THE TASK
Say how many lines of the entries below include "relieve", giving nothing but that number.

MATERIAL TO PROCESS

○ ○ ○ ○

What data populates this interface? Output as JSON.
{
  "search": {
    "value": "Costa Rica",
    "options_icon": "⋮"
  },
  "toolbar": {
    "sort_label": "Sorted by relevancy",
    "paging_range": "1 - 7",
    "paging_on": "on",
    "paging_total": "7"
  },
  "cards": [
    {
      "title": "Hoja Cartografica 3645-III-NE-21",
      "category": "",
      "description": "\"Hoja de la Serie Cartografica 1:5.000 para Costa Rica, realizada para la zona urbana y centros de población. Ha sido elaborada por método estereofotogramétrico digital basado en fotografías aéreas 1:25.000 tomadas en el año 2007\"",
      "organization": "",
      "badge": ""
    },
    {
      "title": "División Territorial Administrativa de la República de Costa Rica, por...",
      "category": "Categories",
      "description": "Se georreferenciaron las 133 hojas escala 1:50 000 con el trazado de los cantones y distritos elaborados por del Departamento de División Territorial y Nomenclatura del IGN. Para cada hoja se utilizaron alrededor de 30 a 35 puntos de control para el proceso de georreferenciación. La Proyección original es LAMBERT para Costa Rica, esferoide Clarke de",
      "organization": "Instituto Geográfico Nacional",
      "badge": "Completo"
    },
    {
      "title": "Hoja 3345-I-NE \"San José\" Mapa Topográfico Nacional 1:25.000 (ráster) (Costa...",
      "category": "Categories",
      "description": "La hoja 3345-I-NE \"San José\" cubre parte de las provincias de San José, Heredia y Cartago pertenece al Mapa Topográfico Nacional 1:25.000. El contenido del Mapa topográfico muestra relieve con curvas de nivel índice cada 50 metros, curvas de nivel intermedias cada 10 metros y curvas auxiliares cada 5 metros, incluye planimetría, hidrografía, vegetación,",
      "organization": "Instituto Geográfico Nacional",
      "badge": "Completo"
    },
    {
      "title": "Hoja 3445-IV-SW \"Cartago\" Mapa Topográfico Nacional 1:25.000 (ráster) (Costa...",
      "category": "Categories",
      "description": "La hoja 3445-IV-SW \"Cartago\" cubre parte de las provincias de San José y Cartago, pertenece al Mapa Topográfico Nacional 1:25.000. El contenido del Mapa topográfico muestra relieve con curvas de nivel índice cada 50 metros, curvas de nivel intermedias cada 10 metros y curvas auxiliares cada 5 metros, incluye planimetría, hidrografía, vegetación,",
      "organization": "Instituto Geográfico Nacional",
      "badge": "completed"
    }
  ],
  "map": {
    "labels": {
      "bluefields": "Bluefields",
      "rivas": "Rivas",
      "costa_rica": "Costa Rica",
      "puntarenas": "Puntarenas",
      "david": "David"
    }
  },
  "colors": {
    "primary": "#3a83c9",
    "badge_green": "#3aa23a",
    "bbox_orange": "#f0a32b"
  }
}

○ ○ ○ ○

RESPONSE TO THE TASK
2